Here are any of my hardware projects that I think are interesting.
Digitizing the Weeping Demon Wah Pedal
Official Weeping Demon Digitization Homepage
The Weeping Demon is one of the sickest wah pedals around. This is a digital model of that pedal. The details are discussed in the presentation PDF below. It's a really cool circuit. Rather than using a potentiometer to control the pedal angle, there is a clever optical sensor that won't get dirty and noisy over time. In the digitization, the filter stage, which consists of several op-amps in feedback with each other (state variable filter) is reduced to a block of multiply/add blocks and a state dependent transfer function is obtained via Mason's gain law. A frequency warped bilinear transform is used to digitize the model. Click the link below for schematics and stuff.
This is an analog tremolo unit that I designed. The input signal is modulated with a triangle wave that can be continuously deformed into a rounded square wave. An operational transconductance amplifier is used for the voltage controlled gain stage. I decided to put it inside of a rubber duck, which is way funnier than a little metal box.
Commodore 64 Synthesizer
The Commodore 64's sound chip, the SID 6581, is prized for it's classic 8-bit sound. I am working with Anders Øland to build a synthesizer using this chip. Unlike Anders, I'm not an expert yet on writing music with it, but I've got the chip all set up and ready to go. I have interfaced it with a Raspberry Pi using 74LS245 logic level shifters. The code has a bunch of functions built in for note bending, vibrato, chord cycling, and there is a basic timing library included, too. It's a work in progress. Before trying to tackle the task of writing music my own music with the chip, I wanted to try something a bit more familiar. I have the first few bars to Passion Pit's Little Secrets attached. You can download the code below. It's not thoroughly tested, but it works. Please report any mistakes to me. I am not responsible for anything that may go wrong when using the code. However, assuming your hardware is hooked up right, the code won't destroy your chip (it only controls logic signals). See the datasheet and the install notes.

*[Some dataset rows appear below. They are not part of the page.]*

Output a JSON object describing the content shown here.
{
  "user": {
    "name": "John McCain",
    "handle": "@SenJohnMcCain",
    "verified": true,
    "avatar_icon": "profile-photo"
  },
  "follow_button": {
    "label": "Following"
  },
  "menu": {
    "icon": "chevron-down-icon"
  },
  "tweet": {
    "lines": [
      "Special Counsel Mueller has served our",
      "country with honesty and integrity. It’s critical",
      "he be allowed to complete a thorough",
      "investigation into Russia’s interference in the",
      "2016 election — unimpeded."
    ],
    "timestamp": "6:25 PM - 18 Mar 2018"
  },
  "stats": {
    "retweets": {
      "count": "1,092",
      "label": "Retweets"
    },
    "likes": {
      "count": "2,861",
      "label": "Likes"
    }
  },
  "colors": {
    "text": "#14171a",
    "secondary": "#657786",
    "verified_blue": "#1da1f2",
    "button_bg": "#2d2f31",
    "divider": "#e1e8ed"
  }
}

See the datasheet below for a working schematic.
You must install the wiringPi library on your RPi in order for this to work.
The current version is set up to compile outside of an RPi. In order to make this work on your RPi, replace the contents of wiringRPi.h with this statement: #include < wiringPi.h >
You can set the pins used in the file raspberryPi.h
You should use a level shifter to interface the chip with the RPi. Note that 5V logic could destroy your RPi's GPIO pins and 3.3V logic may not exceed the high threshold on the SID chip.
The SID's read capability is not used in my code, because there isn't much that the SID's read functions do that I can't do in the software. For that reason, I left the POTX and POTY pins unconnected.
Seven jack-o-lanterns are equipped with infrared proximity sensors and synchronized flameless candles. In response to a human player moving their hands in an almost percussive manner, the jack-o-lanterns light up and produce tones. The system uses 555 timers as tone generators that are then processed and filtered using analog circuitry. An Arduino microprocessor is used to control lighting and volume envelopes and to receive the signals from the IR sensors. Thanks to Jordan for helping me name this ridiculous thing.
Low Noise Load-Bearing Recording Interface
I have a 100W Mesa Boogie Dual Rectifier amp that sounds absolutely great--at high volumes. The problem is that I live in the city in a house with other people and I like to record at night. Additionally, I am too cheap to buy a microphone. I figured, why not kill two birds with one stone? I can't record straight into my computer from a 100W output without destroying my computer and the amp, so I am designing a circuit to step my high power signal down to line level. I bought a really cool resistor from China to take the load off of the speaker (16 Ohm, 100W) and I put that in parallel with the rest of my circuitry. I used an audio isolation transformer to ensure that there are no ground loops and a voltage follower amplifier to make sure that there are no impedance issues. I have an LM339 IC chip and some FETs set up to drive a peak detecting LED display. The circuit works and is majorly done. You can listen to my keyboard through the amp here and see the schematic here. The schematic is incomplete, I left out the peak detection and LM339 comparators mostly because they are pretty straight forward and to include all of that would be really redundant. I finally finished the box for this thing (thanks to Mike's uncle and Danny in the woodshop). I learned a bit about staining and sealing wood as well.